I have updated the main article with direct links to the three compat packages in my own repository. As Ricardo already explained, these are not part of Slackware itself. If they would have been, then this would not have been an issue at all. The issue here is that the continuous evolution of the Slackware distro causes libraries to get removed which will break other non-Slackware binaries that depend on their presence.
Hence my compat packages in which I put libraries from older Slackware packages to help those people that run old or outdated programs.
Thanks Eric and Ricardo for your clarifications…
I Installed compatible packages from Eric repository. All is normal.
Thanks again for your explanation and for helping me in my slackware learning curve.
Thanks for the history behind the cumulative repository.
I didn’t read the LQ thread (I’m not closely monitoring all LQ threads).
yesterday’s -current upgrades included a libdvdread upgrade which, I guess, will affect a number of 3rd party programs (even if PV temporarily kept libdvdread.so.4.2.0 in aaa_elflibs).
Will the .so bump affect your vlc and handbrake packages? Maybe not, since I can see that the sources in your build folders include older libdvdread versions (handbrake=6.00, vlc=6.0.1). Or would it be a good idea to follow your advice above and extract libdvdread.so.4.2.0 from the earlier package and keep it installed in /usr/lib64?
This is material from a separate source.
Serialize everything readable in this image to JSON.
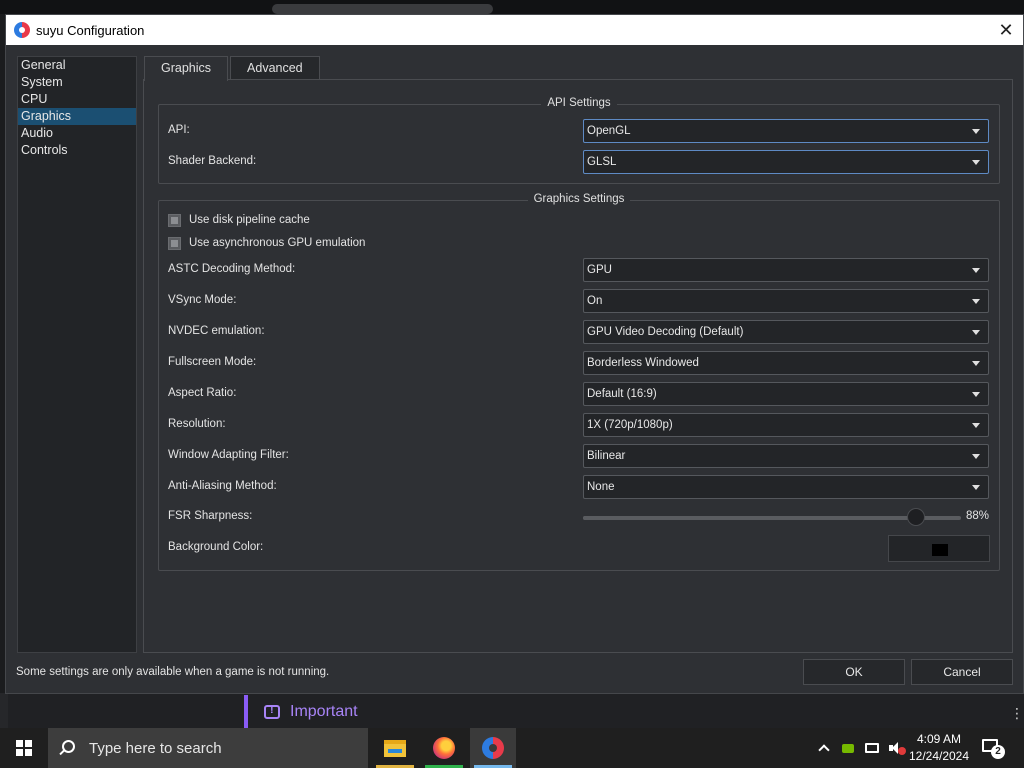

No doubt you’ll upgrade your vlc and handbrake packages in due course, but I understood from a posting of yours at LQ that you cannot find the time right now for recompiling big packages.
Exactly *because* Pat added libdvdread.so.4.2.0 to aaa_elflibs, no 3rd-party packages are affected.
But he removed the older icu4c libraries from aaa_elflibs which means you’ll have to have my icu4c-compat package installed if you want to avoid breakage in Plasma5.
The only external dependency on libdvdread.so.4 in my packages is in k3b by the way.
Thanks! Pat recompiled k3b for -current, so that should be OK (I haven’ taken the leap to Plasma5 yet so I use his kde4 version).
AFAIK none of my own SBo builds of 3rd party packages depend on libdvdread, but I’ll find out with the next aaa_elflibs update and rebuild if necessary.
Thanks for this very helpful Blog post, Eric!
Thank you Eric. Boost-compat package is a life-saver! And your explanation about the library-bump situation is indispensable for Slackware -Currenr users!
Wish you well and keep safe.